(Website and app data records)
------------------------------------

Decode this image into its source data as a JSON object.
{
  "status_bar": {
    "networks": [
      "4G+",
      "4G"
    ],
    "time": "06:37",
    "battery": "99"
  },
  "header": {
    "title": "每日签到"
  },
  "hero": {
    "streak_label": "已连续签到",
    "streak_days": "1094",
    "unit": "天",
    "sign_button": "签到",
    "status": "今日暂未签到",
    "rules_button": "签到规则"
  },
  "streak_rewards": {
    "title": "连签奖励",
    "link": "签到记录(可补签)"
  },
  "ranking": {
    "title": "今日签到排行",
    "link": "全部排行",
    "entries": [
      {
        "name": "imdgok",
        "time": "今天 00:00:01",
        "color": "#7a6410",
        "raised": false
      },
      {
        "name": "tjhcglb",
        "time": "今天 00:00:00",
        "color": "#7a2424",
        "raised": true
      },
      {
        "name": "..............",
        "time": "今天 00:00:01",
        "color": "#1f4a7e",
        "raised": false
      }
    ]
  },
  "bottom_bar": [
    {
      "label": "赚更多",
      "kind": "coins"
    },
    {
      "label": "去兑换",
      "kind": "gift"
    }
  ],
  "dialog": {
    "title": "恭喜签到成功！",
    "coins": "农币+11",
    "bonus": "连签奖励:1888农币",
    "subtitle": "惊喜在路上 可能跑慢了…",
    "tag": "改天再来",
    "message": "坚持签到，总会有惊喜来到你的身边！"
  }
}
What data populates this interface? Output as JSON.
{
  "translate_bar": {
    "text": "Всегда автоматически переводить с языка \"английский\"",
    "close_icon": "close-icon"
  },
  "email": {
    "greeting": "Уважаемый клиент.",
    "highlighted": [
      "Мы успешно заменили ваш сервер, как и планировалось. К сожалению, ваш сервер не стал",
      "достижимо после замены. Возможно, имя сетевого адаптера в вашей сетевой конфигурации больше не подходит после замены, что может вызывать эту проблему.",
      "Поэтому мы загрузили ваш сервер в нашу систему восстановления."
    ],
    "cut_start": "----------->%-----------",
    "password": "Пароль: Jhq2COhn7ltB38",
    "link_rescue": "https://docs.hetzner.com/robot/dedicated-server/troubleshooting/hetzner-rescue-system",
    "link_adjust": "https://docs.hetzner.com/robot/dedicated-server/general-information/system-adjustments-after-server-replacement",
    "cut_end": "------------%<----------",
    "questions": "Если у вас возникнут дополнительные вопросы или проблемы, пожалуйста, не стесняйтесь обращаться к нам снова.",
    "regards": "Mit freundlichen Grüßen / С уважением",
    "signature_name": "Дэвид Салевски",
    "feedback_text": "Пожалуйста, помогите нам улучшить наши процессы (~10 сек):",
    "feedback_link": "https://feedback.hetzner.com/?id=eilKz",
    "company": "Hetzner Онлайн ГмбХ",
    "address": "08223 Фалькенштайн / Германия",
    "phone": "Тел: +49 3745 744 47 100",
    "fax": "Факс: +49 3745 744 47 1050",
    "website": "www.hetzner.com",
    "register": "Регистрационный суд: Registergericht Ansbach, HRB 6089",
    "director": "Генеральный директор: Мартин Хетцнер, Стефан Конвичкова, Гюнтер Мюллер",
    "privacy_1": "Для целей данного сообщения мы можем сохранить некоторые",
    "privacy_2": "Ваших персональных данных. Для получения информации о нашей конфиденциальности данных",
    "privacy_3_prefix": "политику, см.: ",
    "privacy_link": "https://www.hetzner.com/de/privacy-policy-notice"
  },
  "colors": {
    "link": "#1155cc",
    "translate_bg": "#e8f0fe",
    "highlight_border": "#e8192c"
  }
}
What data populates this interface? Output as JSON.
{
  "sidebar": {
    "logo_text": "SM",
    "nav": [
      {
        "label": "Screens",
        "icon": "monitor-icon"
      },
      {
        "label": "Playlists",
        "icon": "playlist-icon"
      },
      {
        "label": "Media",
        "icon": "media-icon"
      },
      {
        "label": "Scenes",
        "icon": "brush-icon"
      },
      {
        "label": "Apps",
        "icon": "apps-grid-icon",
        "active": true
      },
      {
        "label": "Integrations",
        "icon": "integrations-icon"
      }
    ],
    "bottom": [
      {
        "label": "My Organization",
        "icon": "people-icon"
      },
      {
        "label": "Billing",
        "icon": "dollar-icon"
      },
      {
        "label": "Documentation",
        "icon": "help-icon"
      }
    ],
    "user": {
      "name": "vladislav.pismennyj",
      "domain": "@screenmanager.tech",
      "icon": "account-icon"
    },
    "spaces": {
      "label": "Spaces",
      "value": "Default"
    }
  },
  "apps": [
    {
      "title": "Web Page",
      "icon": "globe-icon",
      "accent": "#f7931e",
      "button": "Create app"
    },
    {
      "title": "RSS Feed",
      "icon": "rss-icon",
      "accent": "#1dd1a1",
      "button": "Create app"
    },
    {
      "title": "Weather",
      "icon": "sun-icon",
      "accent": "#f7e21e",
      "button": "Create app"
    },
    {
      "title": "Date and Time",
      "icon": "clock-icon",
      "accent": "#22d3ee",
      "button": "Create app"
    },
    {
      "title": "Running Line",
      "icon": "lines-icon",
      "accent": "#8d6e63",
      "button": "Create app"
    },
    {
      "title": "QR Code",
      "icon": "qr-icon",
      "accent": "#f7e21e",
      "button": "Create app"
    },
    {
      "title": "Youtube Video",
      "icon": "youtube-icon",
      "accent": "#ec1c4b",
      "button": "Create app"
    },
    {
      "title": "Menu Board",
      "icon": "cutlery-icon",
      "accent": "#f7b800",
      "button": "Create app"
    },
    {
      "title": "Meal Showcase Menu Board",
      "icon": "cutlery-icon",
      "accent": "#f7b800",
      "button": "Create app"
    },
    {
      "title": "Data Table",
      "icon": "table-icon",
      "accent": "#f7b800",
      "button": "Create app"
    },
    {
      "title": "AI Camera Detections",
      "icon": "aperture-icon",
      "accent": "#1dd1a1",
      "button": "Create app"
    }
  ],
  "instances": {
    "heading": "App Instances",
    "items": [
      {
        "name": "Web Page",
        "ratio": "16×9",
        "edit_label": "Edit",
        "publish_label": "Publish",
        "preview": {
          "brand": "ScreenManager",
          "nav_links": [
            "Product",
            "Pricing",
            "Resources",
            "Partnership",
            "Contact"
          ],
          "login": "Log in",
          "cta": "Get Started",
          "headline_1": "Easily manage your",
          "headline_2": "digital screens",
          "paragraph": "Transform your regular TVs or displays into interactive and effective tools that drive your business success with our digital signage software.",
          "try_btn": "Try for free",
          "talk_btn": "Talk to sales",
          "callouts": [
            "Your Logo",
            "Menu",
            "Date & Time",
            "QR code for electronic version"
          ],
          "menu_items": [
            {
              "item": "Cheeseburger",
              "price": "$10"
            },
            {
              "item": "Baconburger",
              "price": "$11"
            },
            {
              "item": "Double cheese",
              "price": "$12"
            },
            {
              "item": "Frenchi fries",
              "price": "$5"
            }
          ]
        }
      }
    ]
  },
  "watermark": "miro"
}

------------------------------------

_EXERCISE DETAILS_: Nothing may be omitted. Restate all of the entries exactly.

_THE ANSWER_:
Decode this image into its source data as a JSON object.
{
  "status_bar": {
    "networks": [
      "4G+",
      "4G"
    ],
    "time": "06:37",
    "battery": "99"
  },
  "header": {
    "title": "每日签到"
  },
  "hero": {
    "streak_label": "已连续签到",
    "streak_days": "1094",
    "unit": "天",
    "sign_button": "签到",
    "status": "今日暂未签到",
    "rules_button": "签到规则"
  },
  "streak_rewards": {
    "title": "连签奖励",
    "link": "签到记录(可补签)"
  },
  "ranking": {
    "title": "今日签到排行",
    "link": "全部排行",
    "entries": [
      {
        "name": "imdgok",
        "time": "今天 00:00:01",
        "color": "#7a6410",
        "raised": false
      },
      {
        "name": "tjhcglb",
        "time": "今天 00:00:00",
        "color": "#7a2424",
        "raised": true
      },
      {
        "name": "..............",
        "time": "今天 00:00:01",
        "color": "#1f4a7e",
        "raised": false
      }
    ]
  },
  "bottom_bar": [
    {
      "label": "赚更多",
      "kind": "coins"
    },
    {
      "label": "去兑换",
      "kind": "gift"
    }
  ],
  "dialog": {
    "title": "恭喜签到成功！",
    "coins": "农币+11",
    "bonus": "连签奖励:1888农币",
    "subtitle": "惊喜在路上 可能跑慢了…",
    "tag": "改天再来",
    "message": "坚持签到，总会有惊喜来到你的身边！"
  }
}
What data populates this interface? Output as JSON.
{
  "translate_bar": {
    "text": "Всегда автоматически переводить с языка \"английский\"",
    "close_icon": "close-icon"
  },
  "email": {
    "greeting": "Уважаемый клиент.",
    "highlighted": [
      "Мы успешно заменили ваш сервер, как и планировалось. К сожалению, ваш сервер не стал",
      "достижимо после замены. Возможно, имя сетевого адаптера в вашей сетевой конфигурации больше не подходит после замены, что может вызывать эту проблему.",
      "Поэтому мы загрузили ваш сервер в нашу систему восстановления."
    ],
    "cut_start": "----------->%-----------",
    "password": "Пароль: Jhq2COhn7ltB38",
    "link_rescue": "https://docs.hetzner.com/robot/dedicated-server/troubleshooting/hetzner-rescue-system",
    "link_adjust": "https://docs.hetzner.com/robot/dedicated-server/general-information/system-adjustments-after-server-replacement",
    "cut_end": "------------%<----------",
    "questions": "Если у вас возникнут дополнительные вопросы или проблемы, пожалуйста, не стесняйтесь обращаться к нам снова.",
    "regards": "Mit freundlichen Grüßen / С уважением",
    "signature_name": "Дэвид Салевски",
    "feedback_text": "Пожалуйста, помогите нам улучшить наши процессы (~10 сек):",
    "feedback_link": "https://feedback.hetzner.com/?id=eilKz",
    "company": "Hetzner Онлайн ГмбХ",
    "address": "08223 Фалькенштайн / Германия",
    "phone": "Тел: +49 3745 744 47 100",
    "fax": "Факс: +49 3745 744 47 1050",
    "website": "www.hetzner.com",
    "register": "Регистрационный суд: Registergericht Ansbach, HRB 6089",
    "director": "Генеральный директор: Мартин Хетцнер, Стефан Конвичкова, Гюнтер Мюллер",
    "privacy_1": "Для целей данного сообщения мы можем сохранить некоторые",
    "privacy_2": "Ваших персональных данных. Для получения информации о нашей конфиденциальности данных",
    "privacy_3_prefix": "политику, см.: ",
    "privacy_link": "https://www.hetzner.com/de/privacy-policy-notice"
  },
  "colors": {
    "link": "#1155cc",
    "translate_bg": "#e8f0fe",
    "highlight_border": "#e8192c"
  }
}
What data populates this interface? Output as JSON.
{
  "sidebar": {
    "logo_text": "SM",
    "nav": [
      {
        "label": "Screens",
        "icon": "monitor-icon"
      },
      {
        "label": "Playlists",
        "icon": "playlist-icon"
      },
      {
        "label": "Media",
        "icon": "media-icon"
      },
      {
        "label": "Scenes",
        "icon": "brush-icon"
      },
      {
        "label": "Apps",
        "icon": "apps-grid-icon",
        "active": true
      },
      {
        "label": "Integrations",
        "icon": "integrations-icon"
      }
    ],
    "bottom": [
      {
        "label": "My Organization",
        "icon": "people-icon"
      },
      {
        "label": "Billing",
        "icon": "dollar-icon"
      },
      {
        "label": "Documentation",
        "icon": "help-icon"
      }
    ],
    "user": {
      "name": "vladislav.pismennyj",
      "domain": "@screenmanager.tech",
      "icon": "account-icon"
    },
    "spaces": {
      "label": "Spaces",
      "value": "Default"
    }
  },
  "apps": [
    {
      "title": "Web Page",
      "icon": "globe-icon",
      "accent": "#f7931e",
      "button": "Create app"
    },
    {
      "title": "RSS Feed",
      "icon": "rss-icon",
      "accent": "#1dd1a1",
      "button": "Create app"
    },
    {
      "title": "Weather",
      "icon": "sun-icon",
      "accent": "#f7e21e",
      "button": "Create app"
    },
    {
      "title": "Date and Time",
      "icon": "clock-icon",
      "accent": "#22d3ee",
      "button": "Create app"
    },
    {
      "title": "Running Line",
      "icon": "lines-icon",
      "accent": "#8d6e63",
      "button": "Create app"
    },
    {
      "title": "QR Code",
      "icon": "qr-icon",
      "accent": "#f7e21e",
      "button": "Create app"
    },
    {
      "title": "Youtube Video",
      "icon": "youtube-icon",
      "accent": "#ec1c4b",
      "button": "Create app"
    },
    {
      "title": "Menu Board",
      "icon": "cutlery-icon",
      "accent": "#f7b800",
      "button": "Create app"
    },
    {
      "title": "Meal Showcase Menu Board",
      "icon": "cutlery-icon",
      "accent": "#f7b800",
      "button": "Create app"
    },
    {
      "title": "Data Table",
      "icon": "table-icon",
      "accent": "#f7b800",
      "button": "Create app"
    },
    {
      "title": "AI Camera Detections",
      "icon": "aperture-icon",
      "accent": "#1dd1a1",
      "button": "Create app"
    }
  ],
  "instances": {
    "heading": "App Instances",
    "items": [
      {
        "name": "Web Page",
        "ratio": "16×9",
        "edit_label": "Edit",
        "publish_label": "Publish",
        "preview": {
          "brand": "ScreenManager",
          "nav_links": [
            "Product",
            "Pricing",
            "Resources",
            "Partnership",
            "Contact"
          ],
          "login": "Log in",
          "cta": "Get Started",
          "headline_1": "Easily manage your",
          "headline_2": "digital screens",
          "paragraph": "Transform your regular TVs or displays into interactive and effective tools that drive your business success with our digital signage software.",
          "try_btn": "Try for free",
          "talk_btn": "Talk to sales",
          "callouts": [
            "Your Logo",
            "Menu",
            "Date & Time",
            "QR code for electronic version"
          ],
          "menu_items": [
            {
              "item": "Cheeseburger",
              "price": "$10"
            },
            {
              "item": "Baconburger",
              "price": "$11"
            },
            {
              "item": "Double cheese",
              "price": "$12"
            },
            {
              "item": "Frenchi fries",
              "price": "$5"
            }
          ]
        }
      }
    ]
  },
  "watermark": "miro"
}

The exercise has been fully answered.